employment opportunities for job seekers knowledgeable about on-line commerce and financial services.
Bank hiring for Internet-related jobs is "a big growth area for the future and right now,'' said John Wilson, managing director of financial services at Korn/Ferry International, the world's largest executive recruiting firm. "Larger banks have figured out they will be left behind unless they get with the program quickly,'' said the San Francisco-based headhunter.
Bank One Corp. of Chicago, the nation's fifth-largest banking company, started an Internet-only bank, WingspanBank.com, in June. It has more than 100 employees and plans to hire 300 more by the middle of next year, said Carlo Frappolli, head of human resources at the Wilmington, Del. -based on-line bank.
He said Wingspan looks for workers in three major categories. First are technological people: Web site and software development experts. Wingspan also seeks marketers and sales people. These workers must strike deals with insurers, for example, so that the bank's customers can choose within 20 seconds among five options for life insurance, none of which is necessarily a Bank One product. "Someone has to go to Kemper and Aetna to strike deals,'' Mr. Frappolli said.
Finally, Wingspan needs customer service representatives people on the phone, on-line, and in the back office. "These are the people that make the bank work,'' Mr. Frappolli said.
Wingspan isn't the only bank conducting an on-line hiring spree. PNC Bank Corp. of Pittsburgh said last week that it is adding about 50 workers in on-line banking. This division has grown to cover more than 10% of PNC customers, from less than 4% in 1997. PNC's on-line banking service includes 15-second car and home equity loan approvals.
Attracting people for these jobs isn't easy. "The motivation of people coming from Web-centric companies is often to retire early,'' said Chris Nadherny, an Internet recruiting specialist at SpencerStuart, an executive search firm in Chicago. As a result, headhunters say, large banks must offer compensation packages of at least $500,000 to attract top Internet executives.
There also are cultural issues. People who work in smaller technology concerns "are interested in a less hierarchical structure that makes decisions quickly,'' Mr. Nadherny said. "Banks are more wedded to their traditions and can find it difficult to find someone with the right fit. You have to make sure you're bringing someone in who has the interpersonal skills to work in a large organization.''

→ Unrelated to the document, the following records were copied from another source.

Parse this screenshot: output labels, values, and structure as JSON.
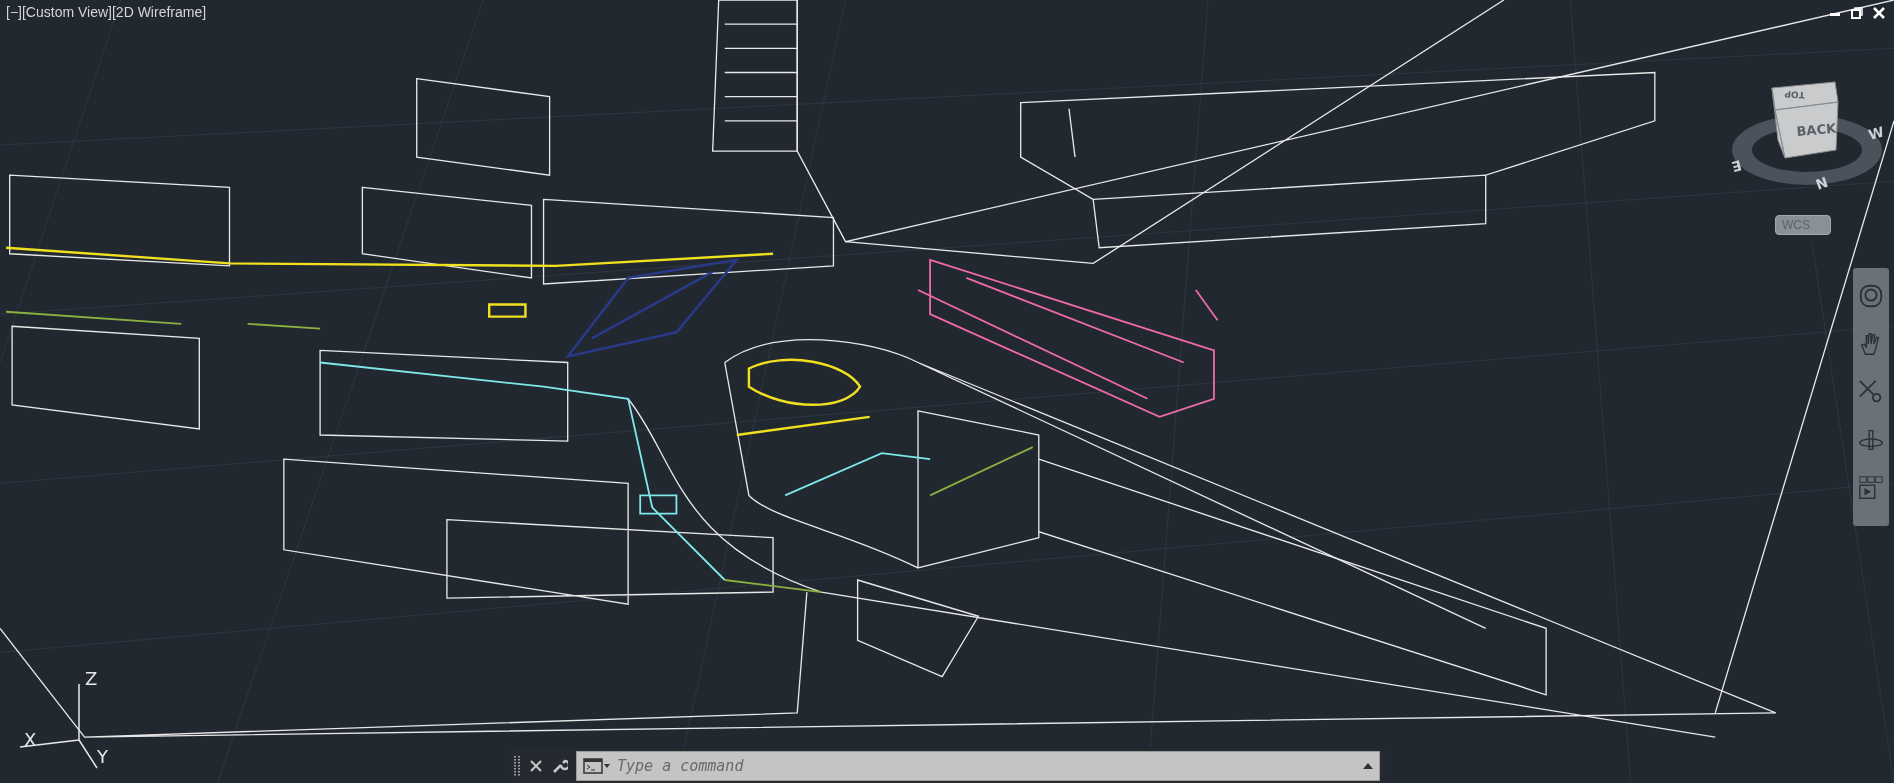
{
  "viewport": {
    "controls": [
      {
        "label": "[−]"
      },
      {
        "label": "[Custom View]"
      },
      {
        "label": "[2D Wireframe]"
      }
    ]
  },
  "viewcube": {
    "top_face": "TOP",
    "front_face": "BACK",
    "compass": [
      {
        "label": "W"
      },
      {
        "label": "E"
      },
      {
        "label": "N"
      }
    ]
  },
  "ucs_menu": {
    "label": "WCS"
  },
  "ucs_icon": {
    "z_label": "Z",
    "x_label": "X",
    "y_label": "Y"
  },
  "command_line": {
    "placeholder": "Type a command"
  }
}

Mr. Frappolli said Wingspan has a strong pitch to lure new people. "We're ahead of the competition in redefining how banking is done and financial services are offered,'' he said. "And we're aggressive in our compensation packages.''
Wingspan can also point to the success of Bank One's First USA credit card division, the largest provider of credit cards on the Internet, Mr. Frappolli said. "We've got an exciting picture to paint.''
Net.Bank Inc., an Internet bank based in Alpharetta, Ga., has found that its small size sells. "A lot of people like to work with a start-up where they can contribute more than in a large company,'' said D.R. Grimes, chief executive officer of the 60-employee bank.
The Bank One unit is attracting about two-thirds of its new employees from consumer goods producers and retailers with on-line services, Mr. Frappolli said. The rest are coming from financial services companies.